What the Internet

of Medical Things

(IoMT) means

for healthcare

Author: Shane Schick

While the Internet of Things (IoT) has unleashed benefits like energy efficiency, productivity and increased agility across a host of industries, the Internet of Medical Things (IoMT) promises something else: the ability to take a truly patient-centric approach to healthcare.

The underlying technologies supporting these kinds of solutions are similar to traditional IT, including a high-performing network that connects to sensors in everyday objects and machinery. The difference is in how the technology is transforming the experience for providers and patients alike, using medical devices and healthcare data.

At a glance: What is the Internet of Medical Things?

The IoMT functions much like the IoT, but is operated specifically with medical devices serving health needs. So instead of deploying sensors on an oil rig or building them into a smart speaker, for example, the IoMT could involve anything from an MRI machine to heart monitors implanted under the skin.

Connecting these devices to healthcare applications could enable doctors, nurses and other medical professionals to monitor symptoms and conditions from almost anywhere. With better and more timely data, healthcare workers could even develop more  efficient clinical workflows and reduce the risk of having a patient's condition worsen.

The expected growth of the U.S. telehealth market at a compound annual growth rate of 28% during the period of 2020-2026 demonstrates that there is a growing need for remote healthcare that extends far beyond a doctor's office or hospital.

Over time, the Internet of Medical Things could also facilitate advances in medical research based on the volume of data gathered by medical devices. It could also help cash-strapped healthcare organizations make better use of their existing resources, particularly the time and knowledge of their top experts.

Where the IoMT is having an impact today

Many of us are familiar with consumer wearable devices designed to promote wellness, like fitness trackers. While those tools have their benefits, the Internet of Medical Things tends to focus on devices that are regulated or connected to platforms certified, typically by ICSA Labs, for use by professional healthcare providers.

Some of the on-body segments of IoMT devices could include wearable headbands that use neurotransmitters to reduce chronic pain. Biosensors could monitor cardiac rhythms and feed into applications that study heart conditions.

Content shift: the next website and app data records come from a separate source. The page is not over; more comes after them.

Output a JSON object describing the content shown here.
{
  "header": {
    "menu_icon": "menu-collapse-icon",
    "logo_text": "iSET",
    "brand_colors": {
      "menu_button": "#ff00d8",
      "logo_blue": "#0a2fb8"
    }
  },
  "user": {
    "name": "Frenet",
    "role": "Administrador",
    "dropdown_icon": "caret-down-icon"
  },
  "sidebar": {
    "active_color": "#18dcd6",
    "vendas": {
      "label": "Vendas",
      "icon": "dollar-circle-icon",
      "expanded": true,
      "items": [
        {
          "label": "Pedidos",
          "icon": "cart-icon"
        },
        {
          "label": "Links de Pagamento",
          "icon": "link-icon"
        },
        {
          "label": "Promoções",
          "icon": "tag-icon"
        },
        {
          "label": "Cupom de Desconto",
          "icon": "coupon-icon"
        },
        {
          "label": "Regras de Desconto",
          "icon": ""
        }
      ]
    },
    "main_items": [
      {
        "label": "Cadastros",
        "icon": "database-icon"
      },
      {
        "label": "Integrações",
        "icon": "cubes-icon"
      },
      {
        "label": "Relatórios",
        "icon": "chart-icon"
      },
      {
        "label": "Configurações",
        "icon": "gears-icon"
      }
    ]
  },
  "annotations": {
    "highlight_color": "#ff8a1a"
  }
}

A "smart belt" could detect when a senior is likely to fall.

At home, meanwhile, sensors could help inform virtual consultations with healthcare professionals by conveying data about air quality or other elements that might affect a patient's condition.

Using the IoMT network to connect sensors and healthcare applications takes on another dimension entirely in community settings, where emergency response teams might be able to act more quickly based on real-time alerts. The same technology opens up greater potential to establish point-of-care services, such as medical camps. An IoT-based approach to logistics could ensure drugs and other medical supplies get to where they're needed without being compromised in any way.

What the future holds for operational technology in hospitals

Connecting IoMT smart devices within hospital settings will be the foundation for telemedicine services, but the solutions also change the dynamics of operational technology (OT).

Unlike IT, which focuses on the management of data, OT controls physical equipment, such as hospital machinery used by medical personnel. Much like in more traditional IoT environments, connecting OT to the internet could provide greater predictability around the lifespan of equipment and issue warnings before parts break down.

The increased visibility hospital staff gain from IoMT technology could also ease the introduction of robotic surgical aids, reduce wait times for patients, and track assets such as wheelchairs, pharmaceuticals and other supplies. Even the heating and air conditioning of wards and storage facilities could be controlled more easily.

Of course, the Internet of Medical Things is not without its challenges to overcome. The increased collection, management and storage of patient data across the network makes it more important than ever to have the strongest IT security controls in place.

The sheer range of connected devices and use cases in healthcare also means all the hardware and software involved must be highly interoperable. And of course, keeping devices updated will be vital for healthcare organizations to achieve any of the objectives they've set.

Success with the Internet of Medical Things will depend on taking an approach not unlike those aimed at improving customer experiences in other sectors. By keeping the patient experience at the heart of everything they do, healthcare providers stand the best chance of improving outcomes—and even saving lives.

Discover how you can begin benefiting from the IoMT and advanced healthcare technology.